# Listed records
▶

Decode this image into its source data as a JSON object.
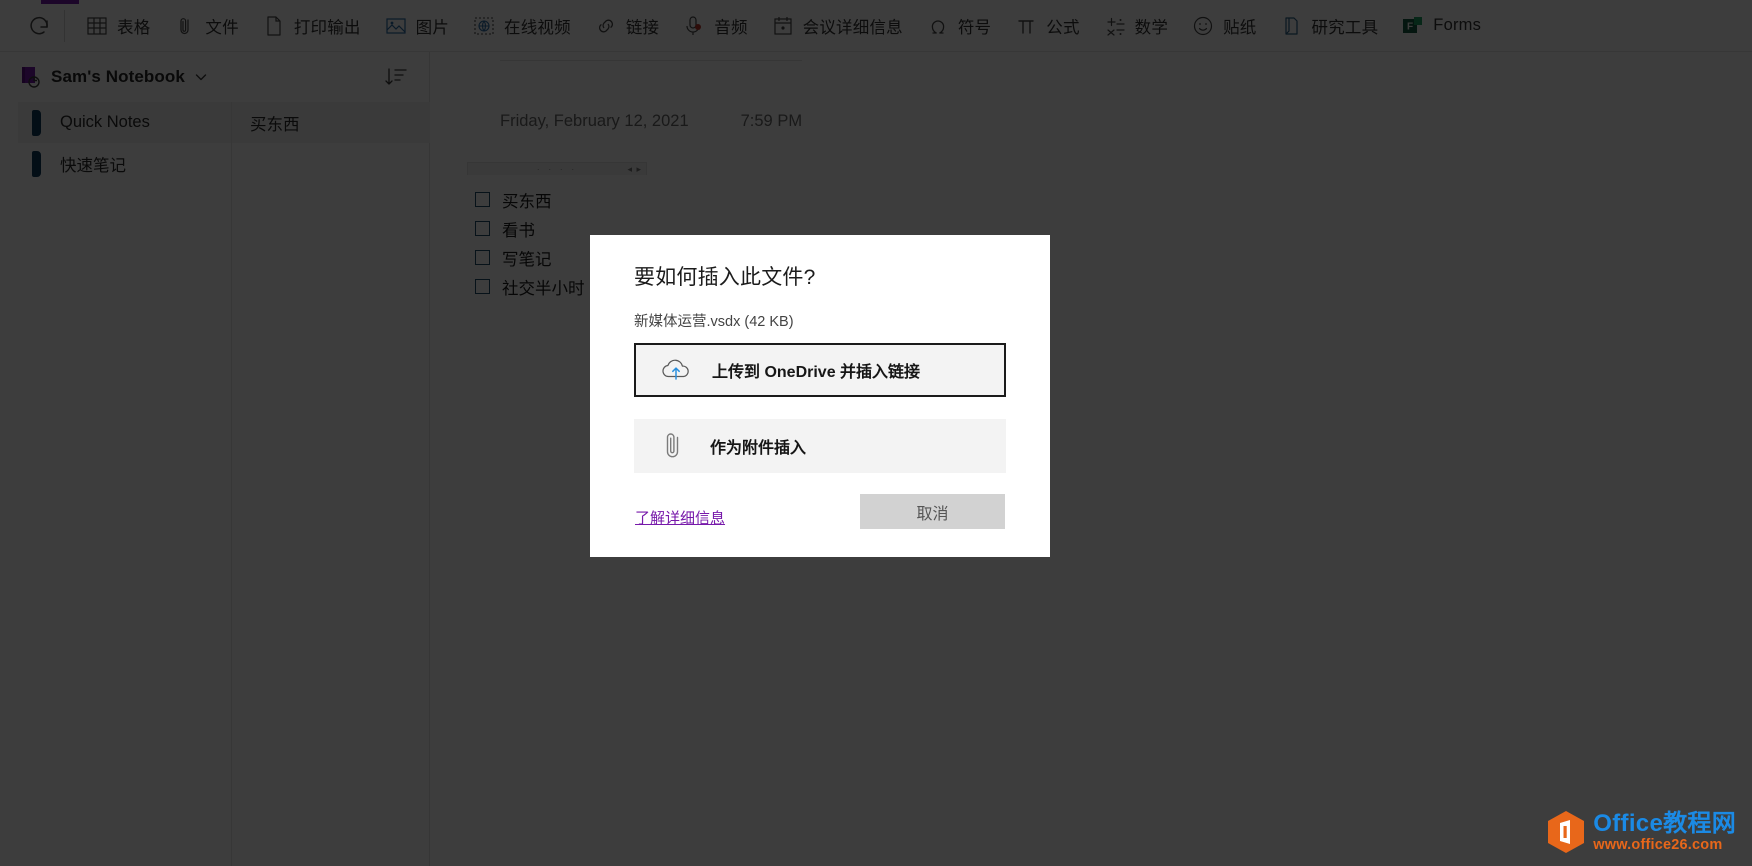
{
  "ribbon": {
    "redo_icon": "redo-icon",
    "items": [
      {
        "label": "表格",
        "icon": "table-icon"
      },
      {
        "label": "文件",
        "icon": "paperclip-icon"
      },
      {
        "label": "打印输出",
        "icon": "file-printout-icon"
      },
      {
        "label": "图片",
        "icon": "picture-icon"
      },
      {
        "label": "在线视频",
        "icon": "online-video-icon"
      },
      {
        "label": "链接",
        "icon": "link-icon"
      },
      {
        "label": "音频",
        "icon": "audio-icon"
      },
      {
        "label": "会议详细信息",
        "icon": "meeting-details-icon"
      },
      {
        "label": "符号",
        "icon": "symbol-omega-icon"
      },
      {
        "label": "公式",
        "icon": "equation-pi-icon"
      },
      {
        "label": "数学",
        "icon": "math-icon"
      },
      {
        "label": "贴纸",
        "icon": "sticker-smiley-icon"
      },
      {
        "label": "研究工具",
        "icon": "researcher-icon"
      },
      {
        "label": "Forms",
        "icon": "forms-icon"
      }
    ]
  },
  "notebook": {
    "title": "Sam's Notebook",
    "chevron_icon": "chevron-down-icon",
    "sort_icon": "sort-icon",
    "sections": [
      {
        "label": "Quick Notes",
        "selected": true
      },
      {
        "label": "快速笔记",
        "selected": false
      }
    ],
    "pages": [
      {
        "label": "买东西",
        "selected": true
      }
    ]
  },
  "canvas": {
    "date": "Friday, February 12, 2021",
    "time": "7:59 PM",
    "note_container": {
      "handle_dots": "· · · ·",
      "handle_arrows": "◂ ▸"
    },
    "todos": [
      {
        "text": "买东西",
        "checked": false
      },
      {
        "text": "看书",
        "checked": false
      },
      {
        "text": "写笔记",
        "checked": false
      },
      {
        "text": "社交半小时",
        "checked": false
      }
    ]
  },
  "dialog": {
    "title": "要如何插入此文件?",
    "subtitle": "新媒体运营.vsdx (42 KB)",
    "options": [
      {
        "label": "上传到 OneDrive 并插入链接",
        "icon": "cloud-upload-icon",
        "selected": true
      },
      {
        "label": "作为附件插入",
        "icon": "paperclip-icon",
        "selected": false
      }
    ],
    "learn_more": "了解详细信息",
    "cancel": "取消"
  },
  "watermark": {
    "logo_icon": "office-hex-logo-icon",
    "name": "Office教程网",
    "url": "www.office26.com"
  },
  "colors": {
    "accent_purple": "#7719aa",
    "section_tab": "#0f3c5e",
    "cloud_arrow_blue": "#2a8fdd",
    "watermark_blue": "#1b8ae5",
    "watermark_orange": "#e8671a",
    "dim_overlay": "rgba(0,0,0,0.76)"
  }
}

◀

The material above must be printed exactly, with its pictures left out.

Decode this image into its source data as a JSON object.
{
  "ribbon": {
    "redo_icon": "redo-icon",
    "items": [
      {
        "label": "表格",
        "icon": "table-icon"
      },
      {
        "label": "文件",
        "icon": "paperclip-icon"
      },
      {
        "label": "打印输出",
        "icon": "file-printout-icon"
      },
      {
        "label": "图片",
        "icon": "picture-icon"
      },
      {
        "label": "在线视频",
        "icon": "online-video-icon"
      },
      {
        "label": "链接",
        "icon": "link-icon"
      },
      {
        "label": "音频",
        "icon": "audio-icon"
      },
      {
        "label": "会议详细信息",
        "icon": "meeting-details-icon"
      },
      {
        "label": "符号",
        "icon": "symbol-omega-icon"
      },
      {
        "label": "公式",
        "icon": "equation-pi-icon"
      },
      {
        "label": "数学",
        "icon": "math-icon"
      },
      {
        "label": "贴纸",
        "icon": "sticker-smiley-icon"
      },
      {
        "label": "研究工具",
        "icon": "researcher-icon"
      },
      {
        "label": "Forms",
        "icon": "forms-icon"
      }
    ]
  },
  "notebook": {
    "title": "Sam's Notebook",
    "chevron_icon": "chevron-down-icon",
    "sort_icon": "sort-icon",
    "sections": [
      {
        "label": "Quick Notes",
        "selected": true
      },
      {
        "label": "快速笔记",
        "selected": false
      }
    ],
    "pages": [
      {
        "label": "买东西",
        "selected": true
      }
    ]
  },
  "canvas": {
    "date": "Friday, February 12, 2021",
    "time": "7:59 PM",
    "note_container": {
      "handle_dots": "· · · ·",
      "handle_arrows": "◂ ▸"
    },
    "todos": [
      {
        "text": "买东西",
        "checked": false
      },
      {
        "text": "看书",
        "checked": false
      },
      {
        "text": "写笔记",
        "checked": false
      },
      {
        "text": "社交半小时",
        "checked": false
      }
    ]
  },
  "dialog": {
    "title": "要如何插入此文件?",
    "subtitle": "新媒体运营.vsdx (42 KB)",
    "options": [
      {
        "label": "上传到 OneDrive 并插入链接",
        "icon": "cloud-upload-icon",
        "selected": true
      },
      {
        "label": "作为附件插入",
        "icon": "paperclip-icon",
        "selected": false
      }
    ],
    "learn_more": "了解详细信息",
    "cancel": "取消"
  },
  "watermark": {
    "logo_icon": "office-hex-logo-icon",
    "name": "Office教程网",
    "url": "www.office26.com"
  },
  "colors": {
    "accent_purple": "#7719aa",
    "section_tab": "#0f3c5e",
    "cloud_arrow_blue": "#2a8fdd",
    "watermark_blue": "#1b8ae5",
    "watermark_orange": "#e8671a",
    "dim_overlay": "rgba(0,0,0,0.76)"
  }
}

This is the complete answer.